Tszyu said as much post-fight, admitting there is “a lot more to learn” despite the victory.
“This sport, there’s so much to learn, you’ve got to keep going, keep training hard, keep improving and keep fighting warriors like Terell Gausha,” he said.
“It was good that I faced adversity for the first time and I was able to come back. I dug deep. All respect to my opponent, who is one hell of a warrior and a true gentleman.”
Brother Nikita, meanwhile, took Australian boxing fans inside the Tszyu household’s reaction to the first-round knockdown, telling Main Event there was “literally silence”.
“That was stressful, way too stressful,” he said.
“The energy in the room was really, really quiet. There was literally silence. Nothing was said, all you could hear was people breathing. We were really worried because it was a shot he didn’t see coming.”
Nikita, who made a successful professional debut last year, also said there was plenty to take away from Sunday’s bout.
“It’s a good lesson for him, because he got to test himself, he got to dig deep, he got to communicate with his inner warrior,” Nikita said.
“That’s a very special thing to be able to overcome. It’s actually quite good he did something like that and didn’t get too hurt, and was able to push on. It’s not good to just have easy fights where you walk through people. You want to challenge yourself.

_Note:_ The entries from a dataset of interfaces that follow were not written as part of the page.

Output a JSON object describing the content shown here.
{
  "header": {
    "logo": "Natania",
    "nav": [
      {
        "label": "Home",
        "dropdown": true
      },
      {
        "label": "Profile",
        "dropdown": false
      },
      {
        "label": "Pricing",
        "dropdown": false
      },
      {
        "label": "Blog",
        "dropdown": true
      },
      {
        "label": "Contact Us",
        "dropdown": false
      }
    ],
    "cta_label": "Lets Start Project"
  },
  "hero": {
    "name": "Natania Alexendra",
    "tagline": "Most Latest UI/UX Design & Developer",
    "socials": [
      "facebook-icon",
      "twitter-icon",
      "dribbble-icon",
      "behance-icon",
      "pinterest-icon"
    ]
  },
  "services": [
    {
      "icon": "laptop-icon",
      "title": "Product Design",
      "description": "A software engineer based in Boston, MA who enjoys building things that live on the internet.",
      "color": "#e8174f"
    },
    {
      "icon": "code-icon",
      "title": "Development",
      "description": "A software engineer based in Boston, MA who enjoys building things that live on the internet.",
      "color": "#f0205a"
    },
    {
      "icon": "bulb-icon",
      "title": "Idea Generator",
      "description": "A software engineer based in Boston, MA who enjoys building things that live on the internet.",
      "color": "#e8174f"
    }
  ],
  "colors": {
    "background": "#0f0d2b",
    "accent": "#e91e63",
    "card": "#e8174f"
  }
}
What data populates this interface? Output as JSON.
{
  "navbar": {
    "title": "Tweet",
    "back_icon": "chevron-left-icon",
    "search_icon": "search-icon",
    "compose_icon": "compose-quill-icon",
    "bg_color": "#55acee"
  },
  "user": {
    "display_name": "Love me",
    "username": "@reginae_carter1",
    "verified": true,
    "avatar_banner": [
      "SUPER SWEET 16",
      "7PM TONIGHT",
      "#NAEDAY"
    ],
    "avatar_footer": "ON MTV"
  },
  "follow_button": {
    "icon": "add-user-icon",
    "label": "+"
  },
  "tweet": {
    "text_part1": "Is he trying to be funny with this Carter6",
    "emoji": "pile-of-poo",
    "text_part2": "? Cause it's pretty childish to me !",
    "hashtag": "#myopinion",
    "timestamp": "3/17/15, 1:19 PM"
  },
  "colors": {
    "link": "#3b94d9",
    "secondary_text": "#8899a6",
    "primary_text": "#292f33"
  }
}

“It was also good to see the negatives, the things he has to learn and work on, because ultimately it’s a journey, this sport. You can’t be stationary. You always want to learn and improve. He showed holes in his game plan, holes in his armour. He’ll learn from it.”